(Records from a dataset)

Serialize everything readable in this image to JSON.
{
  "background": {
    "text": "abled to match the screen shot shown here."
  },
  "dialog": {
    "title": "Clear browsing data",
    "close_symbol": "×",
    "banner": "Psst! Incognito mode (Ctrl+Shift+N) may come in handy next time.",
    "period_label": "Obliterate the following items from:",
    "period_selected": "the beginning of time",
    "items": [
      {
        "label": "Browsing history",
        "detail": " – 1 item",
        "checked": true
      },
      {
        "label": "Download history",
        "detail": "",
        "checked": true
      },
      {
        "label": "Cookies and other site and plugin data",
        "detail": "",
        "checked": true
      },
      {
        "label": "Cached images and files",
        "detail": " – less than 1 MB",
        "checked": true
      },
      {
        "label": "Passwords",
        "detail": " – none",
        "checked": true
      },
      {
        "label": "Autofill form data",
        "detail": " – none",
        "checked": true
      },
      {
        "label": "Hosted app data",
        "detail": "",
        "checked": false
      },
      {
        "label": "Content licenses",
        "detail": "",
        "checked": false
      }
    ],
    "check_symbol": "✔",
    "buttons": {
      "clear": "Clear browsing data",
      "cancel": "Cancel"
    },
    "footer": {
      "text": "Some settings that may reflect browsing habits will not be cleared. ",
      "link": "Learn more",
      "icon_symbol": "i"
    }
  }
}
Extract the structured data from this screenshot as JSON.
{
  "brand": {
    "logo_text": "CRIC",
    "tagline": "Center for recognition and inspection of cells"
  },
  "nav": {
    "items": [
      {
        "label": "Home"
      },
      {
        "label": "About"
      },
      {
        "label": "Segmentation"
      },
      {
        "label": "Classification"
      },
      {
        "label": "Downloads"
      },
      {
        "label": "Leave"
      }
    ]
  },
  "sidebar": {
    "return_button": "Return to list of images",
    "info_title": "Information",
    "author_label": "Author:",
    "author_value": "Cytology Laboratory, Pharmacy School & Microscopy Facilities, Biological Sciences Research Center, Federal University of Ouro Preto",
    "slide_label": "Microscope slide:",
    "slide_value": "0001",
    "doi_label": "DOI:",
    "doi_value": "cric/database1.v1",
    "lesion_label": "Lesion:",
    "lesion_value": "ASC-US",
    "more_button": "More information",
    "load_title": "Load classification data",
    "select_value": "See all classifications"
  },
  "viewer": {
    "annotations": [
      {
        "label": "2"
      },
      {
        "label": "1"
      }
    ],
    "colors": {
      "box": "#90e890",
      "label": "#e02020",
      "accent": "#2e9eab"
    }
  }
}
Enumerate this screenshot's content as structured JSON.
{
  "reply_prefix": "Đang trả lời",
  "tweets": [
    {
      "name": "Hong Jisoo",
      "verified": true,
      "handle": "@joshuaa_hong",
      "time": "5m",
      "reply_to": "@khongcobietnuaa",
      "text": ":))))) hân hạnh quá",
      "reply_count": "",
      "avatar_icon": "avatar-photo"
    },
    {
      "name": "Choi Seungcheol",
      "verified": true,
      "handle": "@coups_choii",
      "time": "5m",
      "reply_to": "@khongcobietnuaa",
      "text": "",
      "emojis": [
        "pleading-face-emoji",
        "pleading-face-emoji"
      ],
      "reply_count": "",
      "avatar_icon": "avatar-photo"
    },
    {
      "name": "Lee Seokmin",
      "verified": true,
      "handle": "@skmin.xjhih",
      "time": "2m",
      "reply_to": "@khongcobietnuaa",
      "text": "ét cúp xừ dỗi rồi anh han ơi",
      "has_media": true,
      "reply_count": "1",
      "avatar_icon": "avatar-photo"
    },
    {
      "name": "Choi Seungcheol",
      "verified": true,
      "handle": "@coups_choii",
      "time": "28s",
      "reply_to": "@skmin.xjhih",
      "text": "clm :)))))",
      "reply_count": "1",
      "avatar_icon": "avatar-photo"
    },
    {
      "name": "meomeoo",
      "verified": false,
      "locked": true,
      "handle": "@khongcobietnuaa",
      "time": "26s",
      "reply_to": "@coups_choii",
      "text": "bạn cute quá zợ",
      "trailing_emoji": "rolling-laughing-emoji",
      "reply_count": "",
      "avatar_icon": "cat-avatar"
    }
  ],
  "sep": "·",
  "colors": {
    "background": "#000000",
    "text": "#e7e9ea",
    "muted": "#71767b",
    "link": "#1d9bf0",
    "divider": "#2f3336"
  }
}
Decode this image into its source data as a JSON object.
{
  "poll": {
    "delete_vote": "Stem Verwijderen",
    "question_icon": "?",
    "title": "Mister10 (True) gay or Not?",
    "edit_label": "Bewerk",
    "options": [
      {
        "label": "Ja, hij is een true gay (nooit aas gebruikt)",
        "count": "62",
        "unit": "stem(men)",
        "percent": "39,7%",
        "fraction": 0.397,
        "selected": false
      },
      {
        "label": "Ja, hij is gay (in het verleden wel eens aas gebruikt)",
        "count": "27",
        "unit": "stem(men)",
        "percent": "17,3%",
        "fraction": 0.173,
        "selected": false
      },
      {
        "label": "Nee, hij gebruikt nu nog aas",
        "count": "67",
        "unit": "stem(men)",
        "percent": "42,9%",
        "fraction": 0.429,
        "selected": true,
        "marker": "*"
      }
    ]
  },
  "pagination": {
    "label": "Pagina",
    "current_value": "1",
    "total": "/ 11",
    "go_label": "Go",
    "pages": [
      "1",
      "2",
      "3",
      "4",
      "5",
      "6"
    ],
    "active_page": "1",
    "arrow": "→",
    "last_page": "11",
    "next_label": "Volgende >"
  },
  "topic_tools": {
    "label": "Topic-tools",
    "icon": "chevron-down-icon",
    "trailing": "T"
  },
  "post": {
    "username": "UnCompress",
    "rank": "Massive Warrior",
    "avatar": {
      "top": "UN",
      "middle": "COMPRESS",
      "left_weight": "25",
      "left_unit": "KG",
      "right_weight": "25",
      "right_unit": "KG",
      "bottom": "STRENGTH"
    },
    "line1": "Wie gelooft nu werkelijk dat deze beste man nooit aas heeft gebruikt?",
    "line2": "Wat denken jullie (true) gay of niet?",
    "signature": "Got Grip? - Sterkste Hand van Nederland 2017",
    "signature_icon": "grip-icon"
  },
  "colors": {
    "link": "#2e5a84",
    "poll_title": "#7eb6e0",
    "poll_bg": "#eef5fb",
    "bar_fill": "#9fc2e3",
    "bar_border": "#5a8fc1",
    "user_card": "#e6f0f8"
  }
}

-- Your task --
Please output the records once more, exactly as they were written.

-- Answer to the problem --
Serialize everything readable in this image to JSON.
{
  "background": {
    "text": "abled to match the screen shot shown here."
  },
  "dialog": {
    "title": "Clear browsing data",
    "close_symbol": "×",
    "banner": "Psst! Incognito mode (Ctrl+Shift+N) may come in handy next time.",
    "period_label": "Obliterate the following items from:",
    "period_selected": "the beginning of time",
    "items": [
      {
        "label": "Browsing history",
        "detail": " – 1 item",
        "checked": true
      },
      {
        "label": "Download history",
        "detail": "",
        "checked": true
      },
      {
        "label": "Cookies and other site and plugin data",
        "detail": "",
        "checked": true
      },
      {
        "label": "Cached images and files",
        "detail": " – less than 1 MB",
        "checked": true
      },
      {
        "label": "Passwords",
        "detail": " – none",
        "checked": true
      },
      {
        "label": "Autofill form data",
        "detail": " – none",
        "checked": true
      },
      {
        "label": "Hosted app data",
        "detail": "",
        "checked": false
      },
      {
        "label": "Content licenses",
        "detail": "",
        "checked": false
      }
    ],
    "check_symbol": "✔",
    "buttons": {
      "clear": "Clear browsing data",
      "cancel": "Cancel"
    },
    "footer": {
      "text": "Some settings that may reflect browsing habits will not be cleared. ",
      "link": "Learn more",
      "icon_symbol": "i"
    }
  }
}
Extract the structured data from this screenshot as JSON.
{
  "brand": {
    "logo_text": "CRIC",
    "tagline": "Center for recognition and inspection of cells"
  },
  "nav": {
    "items": [
      {
        "label": "Home"
      },
      {
        "label": "About"
      },
      {
        "label": "Segmentation"
      },
      {
        "label": "Classification"
      },
      {
        "label": "Downloads"
      },
      {
        "label": "Leave"
      }
    ]
  },
  "sidebar": {
    "return_button": "Return to list of images",
    "info_title": "Information",
    "author_label": "Author:",
    "author_value": "Cytology Laboratory, Pharmacy School & Microscopy Facilities, Biological Sciences Research Center, Federal University of Ouro Preto",
    "slide_label": "Microscope slide:",
    "slide_value": "0001",
    "doi_label": "DOI:",
    "doi_value": "cric/database1.v1",
    "lesion_label": "Lesion:",
    "lesion_value": "ASC-US",
    "more_button": "More information",
    "load_title": "Load classification data",
    "select_value": "See all classifications"
  },
  "viewer": {
    "annotations": [
      {
        "label": "2"
      },
      {
        "label": "1"
      }
    ],
    "colors": {
      "box": "#90e890",
      "label": "#e02020",
      "accent": "#2e9eab"
    }
  }
}
Enumerate this screenshot's content as structured JSON.
{
  "reply_prefix": "Đang trả lời",
  "tweets": [
    {
      "name": "Hong Jisoo",
      "verified": true,
      "handle": "@joshuaa_hong",
      "time": "5m",
      "reply_to": "@khongcobietnuaa",
      "text": ":))))) hân hạnh quá",
      "reply_count": "",
      "avatar_icon": "avatar-photo"
    },
    {
      "name": "Choi Seungcheol",
      "verified": true,
      "handle": "@coups_choii",
      "time": "5m",
      "reply_to": "@khongcobietnuaa",
      "text": "",
      "emojis": [
        "pleading-face-emoji",
        "pleading-face-emoji"
      ],
      "reply_count": "",
      "avatar_icon": "avatar-photo"
    },
    {
      "name": "Lee Seokmin",
      "verified": true,
      "handle": "@skmin.xjhih",
      "time": "2m",
      "reply_to": "@khongcobietnuaa",
      "text": "ét cúp xừ dỗi rồi anh han ơi",
      "has_media": true,
      "reply_count": "1",
      "avatar_icon": "avatar-photo"
    },
    {
      "name": "Choi Seungcheol",
      "verified": true,
      "handle": "@coups_choii",
      "time": "28s",
      "reply_to": "@skmin.xjhih",
      "text": "clm :)))))",
      "reply_count": "1",
      "avatar_icon": "avatar-photo"
    },
    {
      "name": "meomeoo",
      "verified": false,
      "locked": true,
      "handle": "@khongcobietnuaa",
      "time": "26s",
      "reply_to": "@coups_choii",
      "text": "bạn cute quá zợ",
      "trailing_emoji": "rolling-laughing-emoji",
      "reply_count": "",
      "avatar_icon": "cat-avatar"
    }
  ],
  "sep": "·",
  "colors": {
    "background": "#000000",
    "text": "#e7e9ea",
    "muted": "#71767b",
    "link": "#1d9bf0",
    "divider": "#2f3336"
  }
}
Decode this image into its source data as a JSON object.
{
  "poll": {
    "delete_vote": "Stem Verwijderen",
    "question_icon": "?",
    "title": "Mister10 (True) gay or Not?",
    "edit_label": "Bewerk",
    "options": [
      {
        "label": "Ja, hij is een true gay (nooit aas gebruikt)",
        "count": "62",
        "unit": "stem(men)",
        "percent": "39,7%",
        "fraction": 0.397,
        "selected": false
      },
      {
        "label": "Ja, hij is gay (in het verleden wel eens aas gebruikt)",
        "count": "27",
        "unit": "stem(men)",
        "percent": "17,3%",
        "fraction": 0.173,
        "selected": false
      },
      {
        "label": "Nee, hij gebruikt nu nog aas",
        "count": "67",
        "unit": "stem(men)",
        "percent": "42,9%",
        "fraction": 0.429,
        "selected": true,
        "marker": "*"
      }
    ]
  },
  "pagination": {
    "label": "Pagina",
    "current_value": "1",
    "total": "/ 11",
    "go_label": "Go",
    "pages": [
      "1",
      "2",
      "3",
      "4",
      "5",
      "6"
    ],
    "active_page": "1",
    "arrow": "→",
    "last_page": "11",
    "next_label": "Volgende >"
  },
  "topic_tools": {
    "label": "Topic-tools",
    "icon": "chevron-down-icon",
    "trailing": "T"
  },
  "post": {
    "username": "UnCompress",
    "rank": "Massive Warrior",
    "avatar": {
      "top": "UN",
      "middle": "COMPRESS",
      "left_weight": "25",
      "left_unit": "KG",
      "right_weight": "25",
      "right_unit": "KG",
      "bottom": "STRENGTH"
    },
    "line1": "Wie gelooft nu werkelijk dat deze beste man nooit aas heeft gebruikt?",
    "line2": "Wat denken jullie (true) gay of niet?",
    "signature": "Got Grip? - Sterkste Hand van Nederland 2017",
    "signature_icon": "grip-icon"
  },
  "colors": {
    "link": "#2e5a84",
    "poll_title": "#7eb6e0",
    "poll_bg": "#eef5fb",
    "bar_fill": "#9fc2e3",
    "bar_border": "#5a8fc1",
    "user_card": "#e6f0f8"
  }
}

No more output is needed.